TASK ITEM: Read through the lines below and copy the ones holding the string "glyph".

EXERCISE DATA:

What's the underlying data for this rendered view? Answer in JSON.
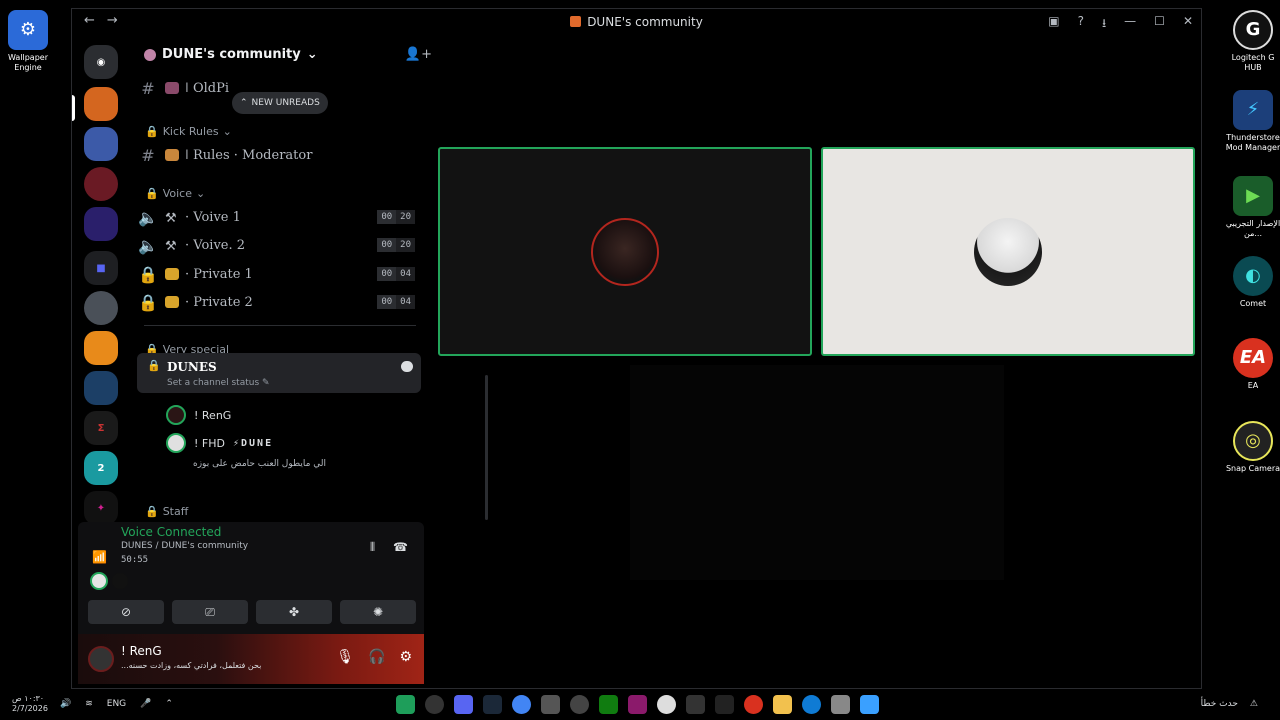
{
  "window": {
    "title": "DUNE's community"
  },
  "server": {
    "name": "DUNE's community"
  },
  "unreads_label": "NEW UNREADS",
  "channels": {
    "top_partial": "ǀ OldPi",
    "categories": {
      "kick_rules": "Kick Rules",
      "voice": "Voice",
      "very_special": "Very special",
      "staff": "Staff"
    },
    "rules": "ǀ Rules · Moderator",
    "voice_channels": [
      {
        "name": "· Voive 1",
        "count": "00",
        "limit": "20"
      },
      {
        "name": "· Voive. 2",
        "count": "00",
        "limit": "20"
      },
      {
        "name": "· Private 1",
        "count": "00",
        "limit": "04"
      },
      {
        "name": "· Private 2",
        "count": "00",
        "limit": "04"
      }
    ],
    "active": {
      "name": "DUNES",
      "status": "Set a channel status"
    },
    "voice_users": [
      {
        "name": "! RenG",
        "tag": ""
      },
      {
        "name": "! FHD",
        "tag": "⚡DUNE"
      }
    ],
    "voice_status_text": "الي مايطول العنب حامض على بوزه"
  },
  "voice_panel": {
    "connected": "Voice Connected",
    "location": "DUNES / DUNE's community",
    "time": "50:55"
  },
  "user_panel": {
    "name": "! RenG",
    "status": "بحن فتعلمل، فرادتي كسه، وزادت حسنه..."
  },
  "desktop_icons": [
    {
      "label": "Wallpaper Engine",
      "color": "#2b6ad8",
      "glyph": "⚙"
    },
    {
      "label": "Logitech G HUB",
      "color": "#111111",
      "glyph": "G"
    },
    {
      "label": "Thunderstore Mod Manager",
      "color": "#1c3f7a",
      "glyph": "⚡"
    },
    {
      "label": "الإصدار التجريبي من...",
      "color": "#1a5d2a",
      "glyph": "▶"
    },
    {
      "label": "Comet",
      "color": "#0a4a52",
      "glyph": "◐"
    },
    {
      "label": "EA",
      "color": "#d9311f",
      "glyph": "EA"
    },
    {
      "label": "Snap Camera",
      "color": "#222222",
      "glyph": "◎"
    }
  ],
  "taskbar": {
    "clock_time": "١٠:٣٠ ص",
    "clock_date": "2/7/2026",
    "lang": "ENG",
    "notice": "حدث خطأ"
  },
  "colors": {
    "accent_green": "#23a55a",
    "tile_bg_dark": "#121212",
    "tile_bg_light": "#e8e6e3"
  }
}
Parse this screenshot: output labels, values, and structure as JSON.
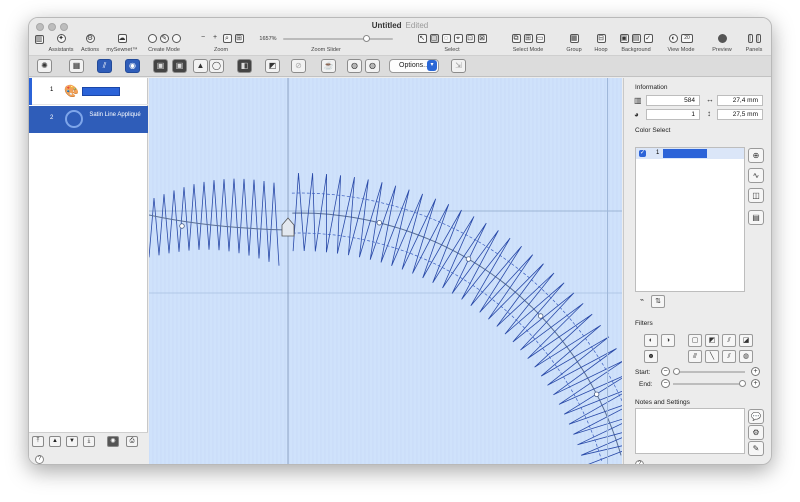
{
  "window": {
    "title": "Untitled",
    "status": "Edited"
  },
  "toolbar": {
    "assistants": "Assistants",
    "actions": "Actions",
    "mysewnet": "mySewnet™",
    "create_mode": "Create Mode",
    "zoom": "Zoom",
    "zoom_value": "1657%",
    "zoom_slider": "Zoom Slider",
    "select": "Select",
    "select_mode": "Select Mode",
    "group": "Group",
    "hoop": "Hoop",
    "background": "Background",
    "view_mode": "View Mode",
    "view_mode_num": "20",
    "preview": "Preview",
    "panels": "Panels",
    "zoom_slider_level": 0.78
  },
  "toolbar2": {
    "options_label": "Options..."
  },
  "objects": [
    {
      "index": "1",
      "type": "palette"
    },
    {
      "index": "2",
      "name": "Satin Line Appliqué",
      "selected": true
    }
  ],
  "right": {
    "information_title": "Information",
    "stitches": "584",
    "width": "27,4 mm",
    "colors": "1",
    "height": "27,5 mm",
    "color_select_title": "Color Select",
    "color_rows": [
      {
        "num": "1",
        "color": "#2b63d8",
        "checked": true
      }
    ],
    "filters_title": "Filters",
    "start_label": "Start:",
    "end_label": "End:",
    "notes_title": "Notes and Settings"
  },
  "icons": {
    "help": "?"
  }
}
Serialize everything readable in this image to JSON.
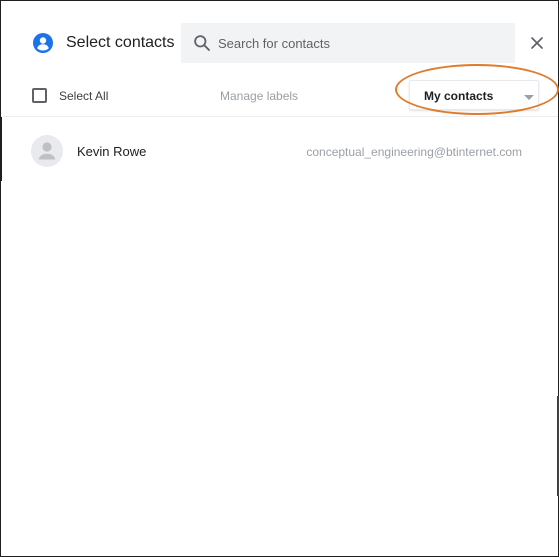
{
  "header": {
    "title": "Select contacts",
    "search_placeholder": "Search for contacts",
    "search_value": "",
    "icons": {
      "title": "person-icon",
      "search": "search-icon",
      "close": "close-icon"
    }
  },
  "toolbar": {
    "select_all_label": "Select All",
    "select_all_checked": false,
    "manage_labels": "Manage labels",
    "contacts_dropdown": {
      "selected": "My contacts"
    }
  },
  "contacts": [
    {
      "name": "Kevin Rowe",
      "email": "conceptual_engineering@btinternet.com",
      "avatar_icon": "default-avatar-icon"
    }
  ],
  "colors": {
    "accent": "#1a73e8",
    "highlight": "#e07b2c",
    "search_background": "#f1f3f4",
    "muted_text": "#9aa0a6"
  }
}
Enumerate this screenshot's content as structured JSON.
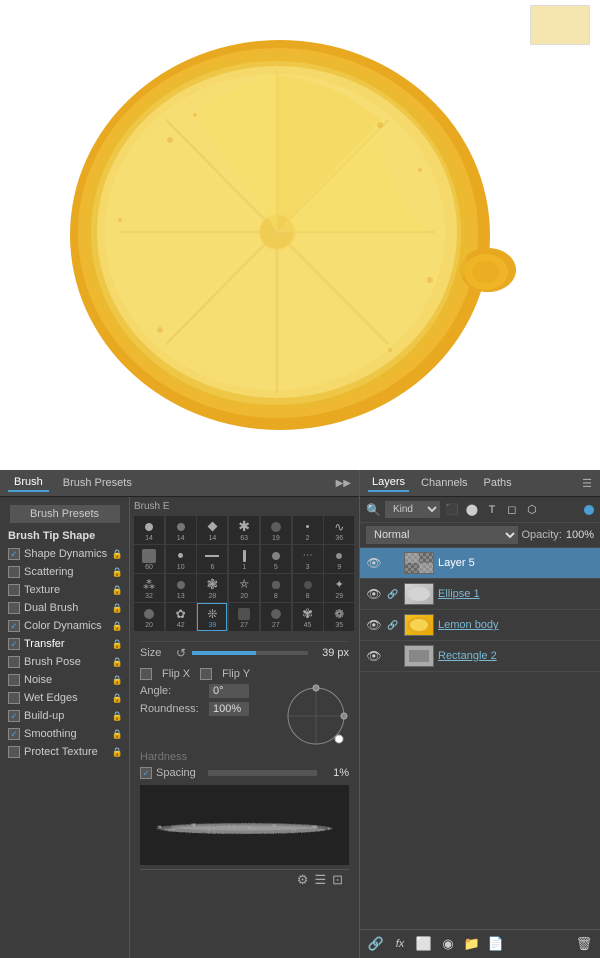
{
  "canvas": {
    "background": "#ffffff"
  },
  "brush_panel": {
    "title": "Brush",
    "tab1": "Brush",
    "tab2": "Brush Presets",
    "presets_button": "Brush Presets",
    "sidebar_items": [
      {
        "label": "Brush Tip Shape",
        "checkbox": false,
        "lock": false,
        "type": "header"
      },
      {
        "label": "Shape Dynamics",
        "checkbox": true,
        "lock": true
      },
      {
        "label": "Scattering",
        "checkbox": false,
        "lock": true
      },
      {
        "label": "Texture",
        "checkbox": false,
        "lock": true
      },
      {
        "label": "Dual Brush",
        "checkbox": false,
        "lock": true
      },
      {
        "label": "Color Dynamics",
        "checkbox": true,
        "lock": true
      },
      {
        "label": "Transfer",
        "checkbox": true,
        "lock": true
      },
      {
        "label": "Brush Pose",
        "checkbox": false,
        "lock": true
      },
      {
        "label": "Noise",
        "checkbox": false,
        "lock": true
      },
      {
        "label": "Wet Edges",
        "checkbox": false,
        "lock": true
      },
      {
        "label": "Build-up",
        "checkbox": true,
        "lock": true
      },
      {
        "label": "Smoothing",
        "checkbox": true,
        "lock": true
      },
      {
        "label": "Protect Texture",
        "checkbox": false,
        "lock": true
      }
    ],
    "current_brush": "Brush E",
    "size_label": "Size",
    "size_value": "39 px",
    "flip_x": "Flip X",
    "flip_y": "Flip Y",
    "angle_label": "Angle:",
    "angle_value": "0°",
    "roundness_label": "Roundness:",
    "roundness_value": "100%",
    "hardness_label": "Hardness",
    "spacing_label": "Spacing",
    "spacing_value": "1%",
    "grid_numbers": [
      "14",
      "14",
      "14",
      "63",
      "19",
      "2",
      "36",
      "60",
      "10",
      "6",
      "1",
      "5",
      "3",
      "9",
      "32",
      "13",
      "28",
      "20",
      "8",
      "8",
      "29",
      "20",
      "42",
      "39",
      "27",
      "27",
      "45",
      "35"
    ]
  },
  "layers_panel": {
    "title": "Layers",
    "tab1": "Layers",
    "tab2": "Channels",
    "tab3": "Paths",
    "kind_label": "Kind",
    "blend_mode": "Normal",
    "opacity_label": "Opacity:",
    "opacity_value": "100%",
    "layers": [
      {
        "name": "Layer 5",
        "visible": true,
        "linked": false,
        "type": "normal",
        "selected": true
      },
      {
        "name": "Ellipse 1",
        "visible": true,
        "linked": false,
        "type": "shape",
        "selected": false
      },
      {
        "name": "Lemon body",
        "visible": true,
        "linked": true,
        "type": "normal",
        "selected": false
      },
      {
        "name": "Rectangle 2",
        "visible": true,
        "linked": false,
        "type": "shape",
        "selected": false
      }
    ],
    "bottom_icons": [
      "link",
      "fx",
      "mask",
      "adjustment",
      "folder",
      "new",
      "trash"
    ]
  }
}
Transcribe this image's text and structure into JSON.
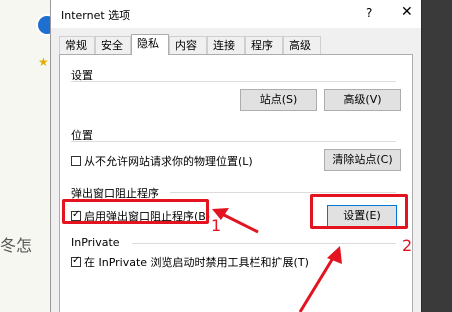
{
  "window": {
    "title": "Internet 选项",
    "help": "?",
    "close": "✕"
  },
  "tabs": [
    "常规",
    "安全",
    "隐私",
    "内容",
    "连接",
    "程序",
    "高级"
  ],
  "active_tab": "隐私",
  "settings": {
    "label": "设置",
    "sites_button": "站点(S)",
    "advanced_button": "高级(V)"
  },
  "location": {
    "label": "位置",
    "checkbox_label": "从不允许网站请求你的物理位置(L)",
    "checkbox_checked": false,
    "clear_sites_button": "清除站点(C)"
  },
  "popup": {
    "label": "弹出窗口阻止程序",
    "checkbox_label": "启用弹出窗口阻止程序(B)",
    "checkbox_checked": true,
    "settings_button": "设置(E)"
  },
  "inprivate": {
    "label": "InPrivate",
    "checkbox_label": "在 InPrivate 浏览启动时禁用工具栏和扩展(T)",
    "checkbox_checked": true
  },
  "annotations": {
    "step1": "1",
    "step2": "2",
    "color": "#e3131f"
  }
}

TASK SOLUTION:
      "glyph": "⚙"
      "glyph": "G"
      "glyph": "⚡"
      "glyph": "▶"
      "glyph": "◐"
      "glyph": "EA"
      "glyph": "◎"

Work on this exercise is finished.